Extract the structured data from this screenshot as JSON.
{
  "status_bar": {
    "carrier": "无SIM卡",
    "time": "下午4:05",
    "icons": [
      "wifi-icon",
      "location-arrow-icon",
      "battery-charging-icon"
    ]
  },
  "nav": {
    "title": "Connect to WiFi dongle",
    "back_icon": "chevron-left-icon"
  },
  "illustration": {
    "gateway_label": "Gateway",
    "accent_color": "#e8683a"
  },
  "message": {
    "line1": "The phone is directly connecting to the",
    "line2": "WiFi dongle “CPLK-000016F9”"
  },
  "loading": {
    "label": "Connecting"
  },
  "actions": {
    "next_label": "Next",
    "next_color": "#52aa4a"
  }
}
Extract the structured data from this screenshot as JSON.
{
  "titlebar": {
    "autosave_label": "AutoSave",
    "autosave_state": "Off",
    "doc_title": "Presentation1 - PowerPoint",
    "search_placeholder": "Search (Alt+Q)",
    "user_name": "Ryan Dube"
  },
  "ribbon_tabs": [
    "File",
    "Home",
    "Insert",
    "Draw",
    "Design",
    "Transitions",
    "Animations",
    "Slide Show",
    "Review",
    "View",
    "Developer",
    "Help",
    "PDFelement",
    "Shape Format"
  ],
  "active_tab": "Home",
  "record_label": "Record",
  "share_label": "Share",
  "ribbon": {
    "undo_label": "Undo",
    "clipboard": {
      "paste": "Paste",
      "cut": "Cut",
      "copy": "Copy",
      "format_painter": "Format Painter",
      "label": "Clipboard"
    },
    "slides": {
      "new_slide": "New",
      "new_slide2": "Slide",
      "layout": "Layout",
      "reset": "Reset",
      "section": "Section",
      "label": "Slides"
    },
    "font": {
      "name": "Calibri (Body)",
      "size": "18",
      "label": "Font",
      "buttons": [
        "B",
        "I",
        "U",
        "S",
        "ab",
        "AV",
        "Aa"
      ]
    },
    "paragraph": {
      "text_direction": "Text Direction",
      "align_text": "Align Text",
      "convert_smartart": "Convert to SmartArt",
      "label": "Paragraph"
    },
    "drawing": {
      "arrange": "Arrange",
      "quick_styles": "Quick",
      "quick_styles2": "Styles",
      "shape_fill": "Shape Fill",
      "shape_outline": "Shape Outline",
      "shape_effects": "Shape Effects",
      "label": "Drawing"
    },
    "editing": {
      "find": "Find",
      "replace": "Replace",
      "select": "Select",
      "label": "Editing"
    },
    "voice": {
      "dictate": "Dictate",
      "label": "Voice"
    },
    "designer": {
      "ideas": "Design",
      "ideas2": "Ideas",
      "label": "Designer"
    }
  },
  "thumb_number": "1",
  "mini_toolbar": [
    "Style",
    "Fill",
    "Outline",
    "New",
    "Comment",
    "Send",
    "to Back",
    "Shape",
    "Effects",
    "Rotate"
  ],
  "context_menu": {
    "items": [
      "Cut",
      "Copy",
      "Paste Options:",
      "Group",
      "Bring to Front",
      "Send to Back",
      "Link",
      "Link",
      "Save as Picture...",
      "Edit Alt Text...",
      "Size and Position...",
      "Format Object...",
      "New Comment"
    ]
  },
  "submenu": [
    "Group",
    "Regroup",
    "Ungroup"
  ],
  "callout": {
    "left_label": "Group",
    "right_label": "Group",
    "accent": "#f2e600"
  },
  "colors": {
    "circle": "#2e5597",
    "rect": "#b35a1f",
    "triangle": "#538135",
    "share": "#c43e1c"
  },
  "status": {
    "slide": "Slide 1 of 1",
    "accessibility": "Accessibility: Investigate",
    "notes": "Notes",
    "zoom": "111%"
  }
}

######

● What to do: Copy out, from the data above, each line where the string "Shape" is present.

● Answer section:
    "Shape Format"
      "shape_fill": "Shape Fill",
      "shape_outline": "Shape Outline",
      "shape_effects": "Shape Effects",
    "Shape",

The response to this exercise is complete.